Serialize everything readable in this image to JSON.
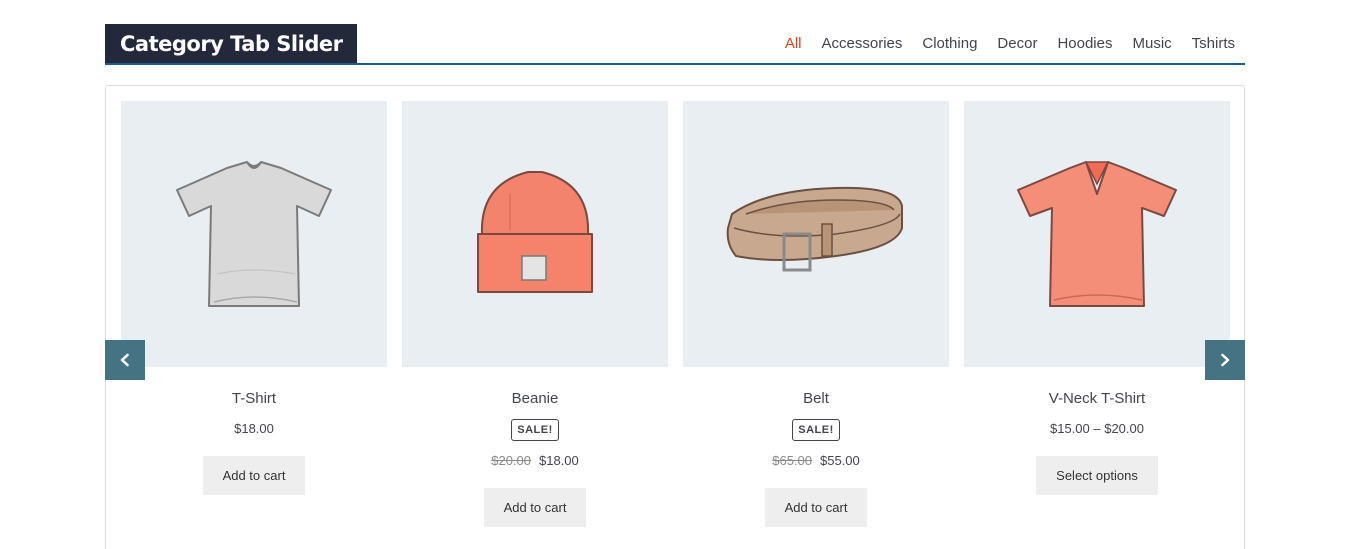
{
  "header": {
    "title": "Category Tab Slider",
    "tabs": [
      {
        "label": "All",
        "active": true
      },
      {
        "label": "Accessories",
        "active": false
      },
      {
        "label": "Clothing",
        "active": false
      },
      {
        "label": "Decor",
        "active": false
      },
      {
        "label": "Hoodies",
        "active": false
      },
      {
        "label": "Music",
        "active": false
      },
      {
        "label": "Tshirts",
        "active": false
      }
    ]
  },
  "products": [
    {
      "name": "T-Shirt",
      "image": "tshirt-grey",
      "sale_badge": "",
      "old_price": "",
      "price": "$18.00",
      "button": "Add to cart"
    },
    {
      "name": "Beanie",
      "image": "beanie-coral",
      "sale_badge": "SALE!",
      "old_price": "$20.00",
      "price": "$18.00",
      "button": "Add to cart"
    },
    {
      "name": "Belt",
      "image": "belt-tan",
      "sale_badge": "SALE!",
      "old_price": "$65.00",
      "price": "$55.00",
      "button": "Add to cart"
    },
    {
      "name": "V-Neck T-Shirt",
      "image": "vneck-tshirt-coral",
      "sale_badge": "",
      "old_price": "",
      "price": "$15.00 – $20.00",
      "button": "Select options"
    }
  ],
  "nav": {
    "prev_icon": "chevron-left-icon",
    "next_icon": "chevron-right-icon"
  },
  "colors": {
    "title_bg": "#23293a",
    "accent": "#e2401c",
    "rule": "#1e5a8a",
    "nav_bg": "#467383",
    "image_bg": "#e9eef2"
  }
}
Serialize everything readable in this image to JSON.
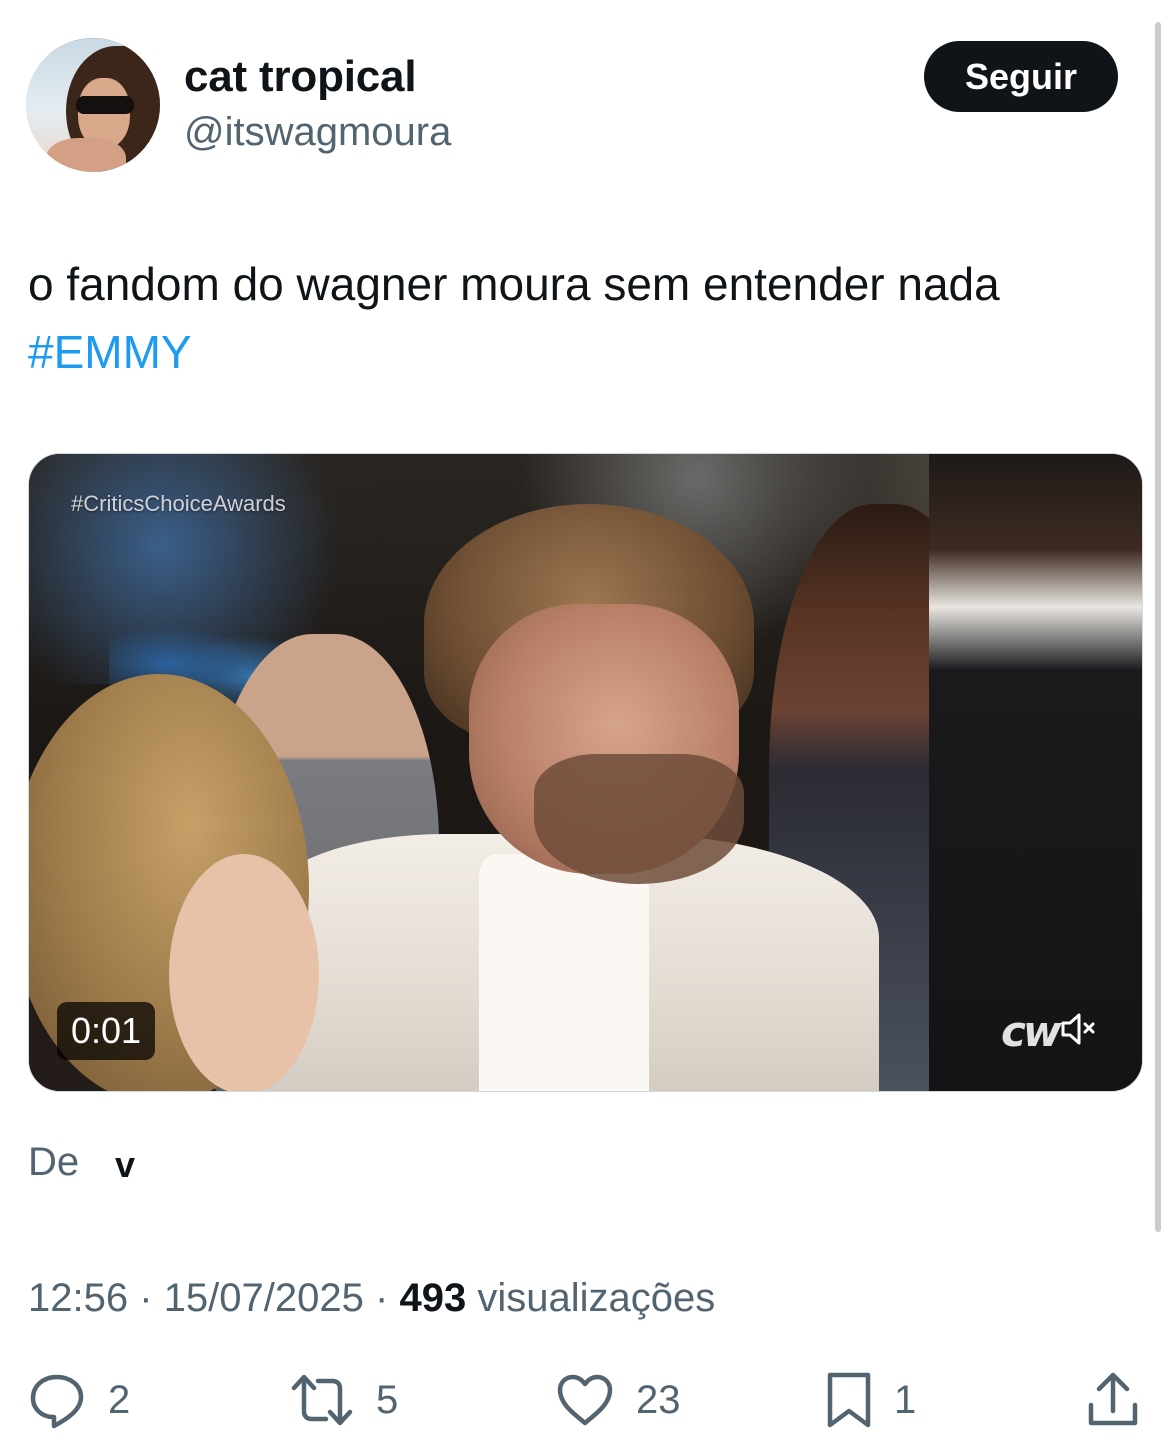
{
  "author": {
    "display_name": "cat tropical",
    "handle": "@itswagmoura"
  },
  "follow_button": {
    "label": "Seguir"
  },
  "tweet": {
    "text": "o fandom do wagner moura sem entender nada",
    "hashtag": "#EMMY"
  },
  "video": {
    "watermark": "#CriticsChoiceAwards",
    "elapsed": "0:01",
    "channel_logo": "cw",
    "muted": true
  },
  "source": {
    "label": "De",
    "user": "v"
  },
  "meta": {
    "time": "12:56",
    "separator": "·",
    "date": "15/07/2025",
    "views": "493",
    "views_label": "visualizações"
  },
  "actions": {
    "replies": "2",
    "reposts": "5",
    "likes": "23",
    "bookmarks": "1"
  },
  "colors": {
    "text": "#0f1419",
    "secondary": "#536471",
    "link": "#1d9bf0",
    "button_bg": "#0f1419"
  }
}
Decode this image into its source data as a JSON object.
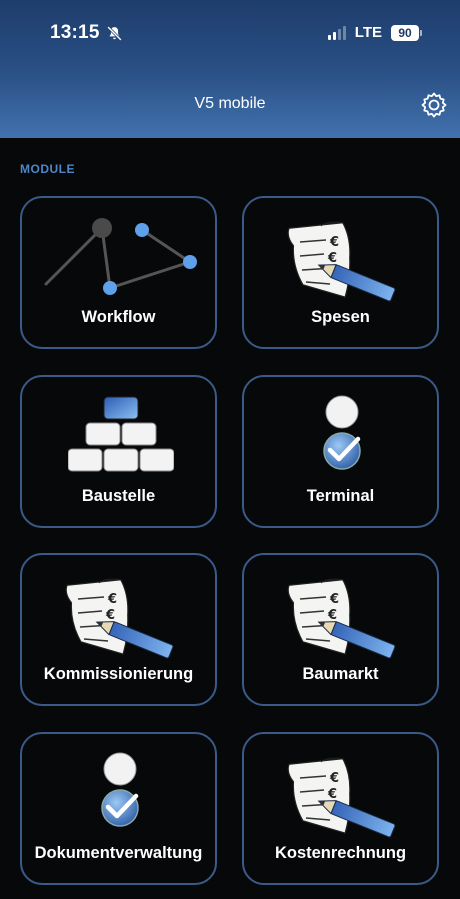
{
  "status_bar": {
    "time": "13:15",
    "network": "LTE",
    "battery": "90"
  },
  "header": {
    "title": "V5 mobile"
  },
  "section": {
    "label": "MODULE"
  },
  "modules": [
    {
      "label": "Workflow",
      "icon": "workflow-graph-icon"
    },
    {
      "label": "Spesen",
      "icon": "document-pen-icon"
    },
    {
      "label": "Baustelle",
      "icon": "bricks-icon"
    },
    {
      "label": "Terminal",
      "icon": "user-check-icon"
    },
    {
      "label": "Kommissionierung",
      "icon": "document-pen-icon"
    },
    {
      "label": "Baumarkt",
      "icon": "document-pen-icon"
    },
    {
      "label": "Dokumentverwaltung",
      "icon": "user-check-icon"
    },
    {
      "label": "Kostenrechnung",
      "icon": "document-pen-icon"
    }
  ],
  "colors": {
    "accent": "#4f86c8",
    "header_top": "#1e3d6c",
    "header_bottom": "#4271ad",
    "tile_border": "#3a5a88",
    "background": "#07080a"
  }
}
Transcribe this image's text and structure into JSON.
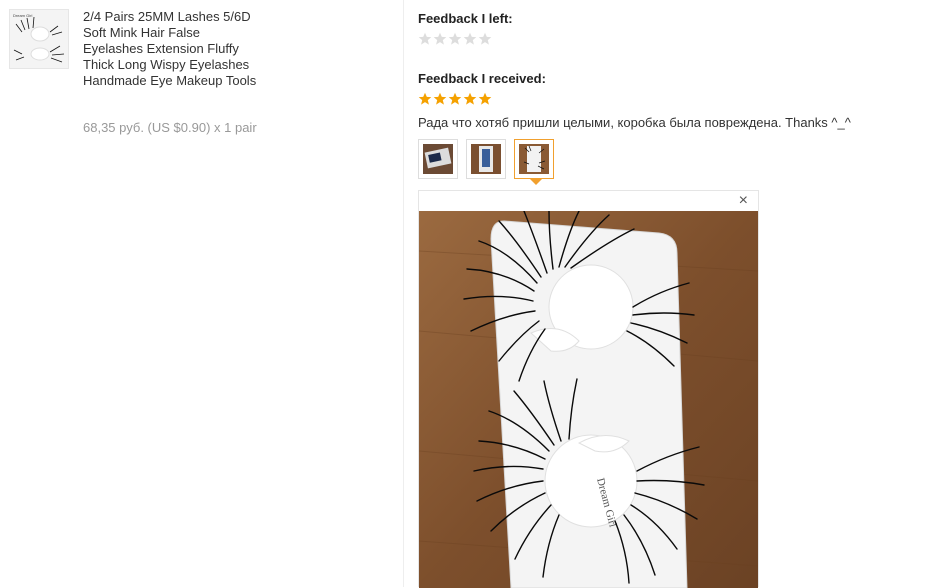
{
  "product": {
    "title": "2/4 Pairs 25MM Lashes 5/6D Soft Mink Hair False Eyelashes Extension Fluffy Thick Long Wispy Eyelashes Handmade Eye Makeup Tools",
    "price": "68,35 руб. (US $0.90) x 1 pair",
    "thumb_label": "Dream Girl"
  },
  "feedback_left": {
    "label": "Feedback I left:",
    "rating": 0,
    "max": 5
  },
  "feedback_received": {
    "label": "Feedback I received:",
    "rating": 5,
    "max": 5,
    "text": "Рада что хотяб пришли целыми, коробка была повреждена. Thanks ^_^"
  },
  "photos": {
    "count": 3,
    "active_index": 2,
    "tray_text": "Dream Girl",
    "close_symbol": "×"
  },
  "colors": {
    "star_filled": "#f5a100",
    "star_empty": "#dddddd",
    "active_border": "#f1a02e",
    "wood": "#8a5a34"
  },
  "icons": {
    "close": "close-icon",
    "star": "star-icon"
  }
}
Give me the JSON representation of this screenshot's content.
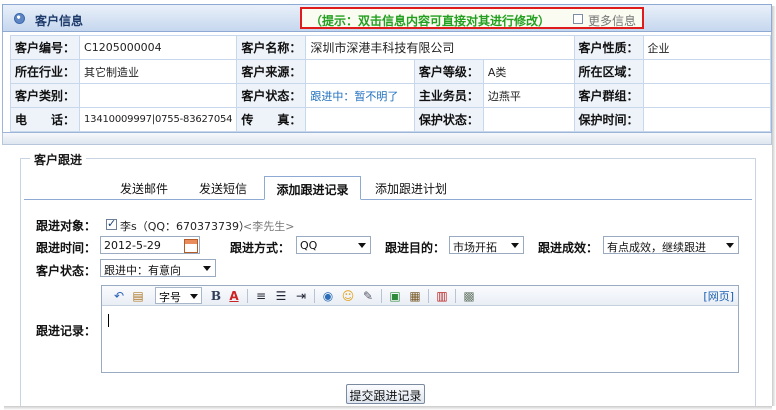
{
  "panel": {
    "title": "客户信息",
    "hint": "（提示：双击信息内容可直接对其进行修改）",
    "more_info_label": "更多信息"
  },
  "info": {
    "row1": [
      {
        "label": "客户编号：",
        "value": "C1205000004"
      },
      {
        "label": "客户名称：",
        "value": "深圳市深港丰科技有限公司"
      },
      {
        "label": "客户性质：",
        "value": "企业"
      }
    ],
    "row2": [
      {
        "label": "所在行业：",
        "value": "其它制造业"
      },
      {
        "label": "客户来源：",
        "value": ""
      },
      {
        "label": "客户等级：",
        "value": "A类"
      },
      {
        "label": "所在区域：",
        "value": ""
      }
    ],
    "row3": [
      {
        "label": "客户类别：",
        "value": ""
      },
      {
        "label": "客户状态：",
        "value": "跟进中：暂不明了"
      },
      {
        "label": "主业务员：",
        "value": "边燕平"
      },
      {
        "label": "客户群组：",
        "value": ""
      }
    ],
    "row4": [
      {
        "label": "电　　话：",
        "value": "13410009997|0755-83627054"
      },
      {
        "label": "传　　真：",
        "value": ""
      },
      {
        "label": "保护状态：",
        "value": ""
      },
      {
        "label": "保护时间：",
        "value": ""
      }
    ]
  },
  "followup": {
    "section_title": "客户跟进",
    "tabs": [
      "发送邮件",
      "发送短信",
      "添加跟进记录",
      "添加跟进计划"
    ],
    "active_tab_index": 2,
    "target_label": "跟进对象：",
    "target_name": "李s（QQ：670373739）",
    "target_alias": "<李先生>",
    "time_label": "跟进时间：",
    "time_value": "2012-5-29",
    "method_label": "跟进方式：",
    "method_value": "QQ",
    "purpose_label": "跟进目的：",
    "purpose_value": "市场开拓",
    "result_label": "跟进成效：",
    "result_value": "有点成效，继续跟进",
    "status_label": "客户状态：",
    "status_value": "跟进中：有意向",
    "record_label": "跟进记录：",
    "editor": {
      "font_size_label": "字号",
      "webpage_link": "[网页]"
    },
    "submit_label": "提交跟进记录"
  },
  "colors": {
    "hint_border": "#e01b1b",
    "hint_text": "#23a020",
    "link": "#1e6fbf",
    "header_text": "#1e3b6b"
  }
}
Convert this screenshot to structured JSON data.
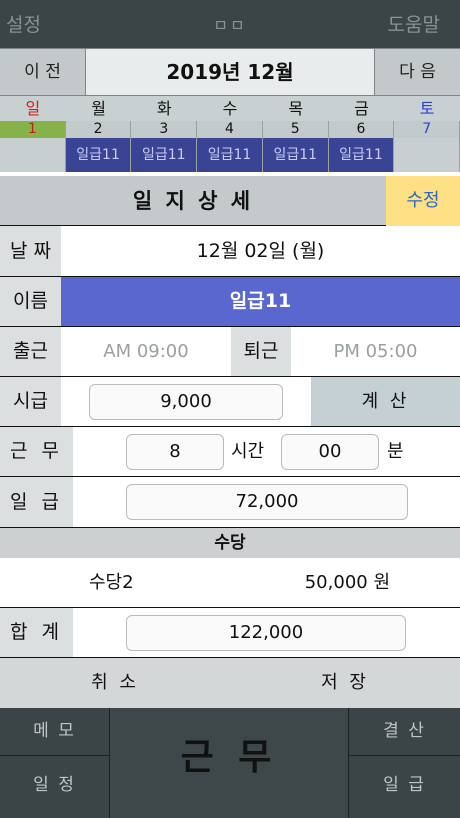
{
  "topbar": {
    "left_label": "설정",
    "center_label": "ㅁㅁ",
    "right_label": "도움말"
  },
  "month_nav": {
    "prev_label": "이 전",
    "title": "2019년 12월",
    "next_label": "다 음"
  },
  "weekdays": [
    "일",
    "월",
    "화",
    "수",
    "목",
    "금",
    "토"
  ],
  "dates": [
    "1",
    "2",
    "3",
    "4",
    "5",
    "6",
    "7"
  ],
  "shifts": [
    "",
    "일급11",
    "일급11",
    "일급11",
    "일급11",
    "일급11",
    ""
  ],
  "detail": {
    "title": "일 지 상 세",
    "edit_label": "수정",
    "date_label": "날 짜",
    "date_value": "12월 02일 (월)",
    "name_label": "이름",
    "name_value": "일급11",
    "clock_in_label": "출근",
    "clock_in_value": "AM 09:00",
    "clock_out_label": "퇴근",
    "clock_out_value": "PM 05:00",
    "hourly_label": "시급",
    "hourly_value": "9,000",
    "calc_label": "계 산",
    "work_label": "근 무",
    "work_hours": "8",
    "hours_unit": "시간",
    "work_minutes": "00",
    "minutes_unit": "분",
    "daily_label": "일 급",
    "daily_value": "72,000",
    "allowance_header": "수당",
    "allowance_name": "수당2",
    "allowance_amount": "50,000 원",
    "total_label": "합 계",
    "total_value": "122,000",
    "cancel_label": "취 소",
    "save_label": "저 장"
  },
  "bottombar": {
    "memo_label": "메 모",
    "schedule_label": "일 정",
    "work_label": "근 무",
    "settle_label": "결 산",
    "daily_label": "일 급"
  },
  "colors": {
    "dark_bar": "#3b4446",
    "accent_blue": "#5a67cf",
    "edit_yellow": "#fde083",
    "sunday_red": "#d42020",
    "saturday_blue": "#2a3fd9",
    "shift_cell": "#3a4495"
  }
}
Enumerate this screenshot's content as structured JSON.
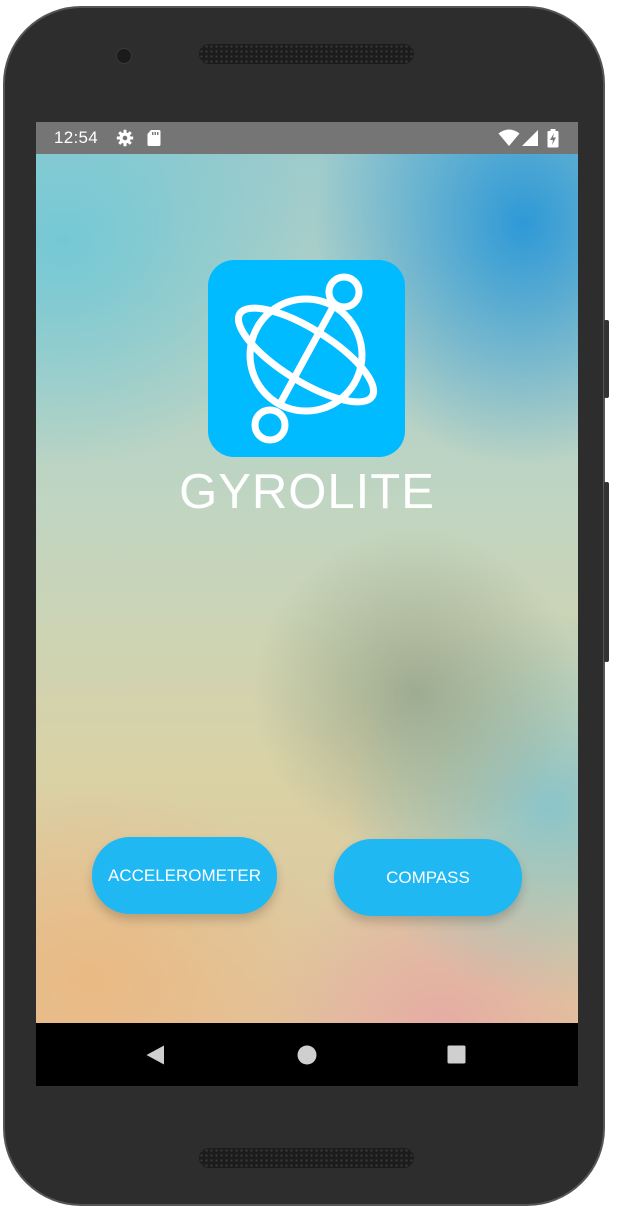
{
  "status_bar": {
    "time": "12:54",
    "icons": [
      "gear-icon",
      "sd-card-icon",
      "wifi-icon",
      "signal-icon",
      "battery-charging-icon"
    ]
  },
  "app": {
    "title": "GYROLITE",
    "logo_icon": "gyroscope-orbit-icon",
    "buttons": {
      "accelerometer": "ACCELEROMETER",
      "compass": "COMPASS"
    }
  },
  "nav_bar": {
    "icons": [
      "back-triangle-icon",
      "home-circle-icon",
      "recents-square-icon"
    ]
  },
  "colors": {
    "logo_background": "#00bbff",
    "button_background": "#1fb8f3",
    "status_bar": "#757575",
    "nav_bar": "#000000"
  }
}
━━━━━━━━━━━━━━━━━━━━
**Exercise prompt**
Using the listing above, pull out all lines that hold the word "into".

**Reply**
Decode this image into its source data as a JSON object.
Transcribe this image's text and structure into JSON.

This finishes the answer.